Novell in the US is reeling after last week announcing poor second quarter results and a company reorganisation designed to improve performance. For Novell users, who have weathered their share of ups and downs with the company, it is more of the same all over again.
"It is a little disheartening to see [Novell] reorganising yet again," said one IT manager, who wished to remain anonymous. "It seems like they just did this a little while ago. I understand that this crazy technology world requires a lot of change . . . but there's nothing wrong with projecting an image of stability to reassure your customers."
Novell's warnings earlier this month of lower second-quarter earnings and revenue proved to be on target. It reported revenues of $US302 million ($523 million), or nine US cents per share, which included a $35 million royalty payment from Caldera Systems, and net income of $31 million. During the second quarter of 1999, Novell saw revenues of $316 million, or 11 cents per share, with net income at $38.7 million.
Novell chairman and CEO Eric Schmidt said overstocked channels along with packaged software revenues that were "about half" of past quarters accounted for most of the drop. Schmidt said Novell is tackling the shortcomings and hopes to have the situation in hand by early 2001.

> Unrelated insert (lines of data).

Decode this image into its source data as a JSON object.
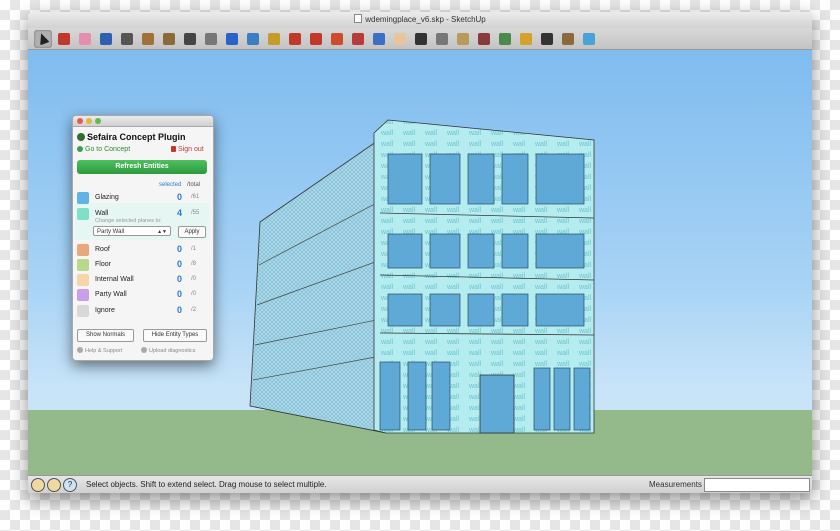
{
  "window": {
    "title": "wdemingplace_v6.skp - SketchUp"
  },
  "toolbar": {
    "tools": [
      {
        "name": "select-arrow-icon",
        "color": "#222222"
      },
      {
        "name": "pencil-line-icon",
        "color": "#c0392b"
      },
      {
        "name": "eraser-icon",
        "color": "#e58fb0"
      },
      {
        "name": "axes-icon",
        "color": "#2f5fb3"
      },
      {
        "name": "move-icon",
        "color": "#555555"
      },
      {
        "name": "rectangle-icon",
        "color": "#a0723a"
      },
      {
        "name": "circle-icon",
        "color": "#8b6a3a"
      },
      {
        "name": "arc-icon",
        "color": "#444444"
      },
      {
        "name": "push-pull-icon",
        "color": "#777777"
      },
      {
        "name": "info-icon",
        "color": "#2a62c8"
      },
      {
        "name": "paint-bucket-icon",
        "color": "#3a7fc4"
      },
      {
        "name": "tape-measure-icon",
        "color": "#c59b2b"
      },
      {
        "name": "offset-icon",
        "color": "#c0392b"
      },
      {
        "name": "follow-me-icon",
        "color": "#c0392b"
      },
      {
        "name": "rotate-icon",
        "color": "#d04b2b"
      },
      {
        "name": "orbit-icon",
        "color": "#b83a3a"
      },
      {
        "name": "pan-icon",
        "color": "#3d6fc6"
      },
      {
        "name": "hand-icon",
        "color": "#e8c59a"
      },
      {
        "name": "zoom-icon",
        "color": "#333333"
      },
      {
        "name": "zoom-extents-icon",
        "color": "#777777"
      },
      {
        "name": "section-plane-icon",
        "color": "#b89b5a"
      },
      {
        "name": "person-icon",
        "color": "#8a3a3a"
      },
      {
        "name": "walk-icon",
        "color": "#4a8a4a"
      },
      {
        "name": "tag-icon",
        "color": "#d6a12a"
      },
      {
        "name": "component-icon",
        "color": "#333333"
      },
      {
        "name": "warehouse-icon",
        "color": "#8a6a3a"
      },
      {
        "name": "share-icon",
        "color": "#4aa3d8"
      }
    ]
  },
  "plugin": {
    "title": "Sefaira Concept Plugin",
    "go_to_concept": "Go to Concept",
    "sign_out": "Sign out",
    "refresh_label": "Refresh Entities",
    "col_selected": "selected",
    "col_total": "/total",
    "change_hint": "Change selected planes to:",
    "select_value": "Party Wall",
    "apply_label": "Apply",
    "show_normals": "Show Normals",
    "hide_entity_types": "Hide Entity Types",
    "help_support": "Help & Support",
    "upload_diagnostics": "Upload diagnostics",
    "rows": [
      {
        "label": "Glazing",
        "selected": "0",
        "total": "/61",
        "color": "#5fb3e8"
      },
      {
        "label": "Wall",
        "selected": "4",
        "total": "/55",
        "color": "#7fe0c8"
      },
      {
        "label": "Roof",
        "selected": "0",
        "total": "/1",
        "color": "#e8a87a"
      },
      {
        "label": "Floor",
        "selected": "0",
        "total": "/8",
        "color": "#b8d88a"
      },
      {
        "label": "Internal Wall",
        "selected": "0",
        "total": "/0",
        "color": "#f5d6a8"
      },
      {
        "label": "Party Wall",
        "selected": "0",
        "total": "/0",
        "color": "#c8a0e8"
      },
      {
        "label": "Ignore",
        "selected": "0",
        "total": "/2",
        "color": "#d8d8d8"
      }
    ]
  },
  "model": {
    "wall_text": "wall"
  },
  "status": {
    "text": "Select objects. Shift to extend select. Drag mouse to select multiple.",
    "measurements_label": "Measurements",
    "measurements_value": ""
  }
}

Other factors blamed for the second quarter drop included Microsoft's Windows 2000 launch, which Novell said took dealers' attention from Novell products (although Novell also claimed not to be losing market share to Windows 2000) and the rise of Linux.
Novell's reorganisation creates four business units, each with its own focus and distribution channels.
The Net Management unit will contain products such as NetWare and GroupWise, and the Net Directory unit will focus on spreading the reach of directory services. A new customer services group will centralise Novell's customer relationships.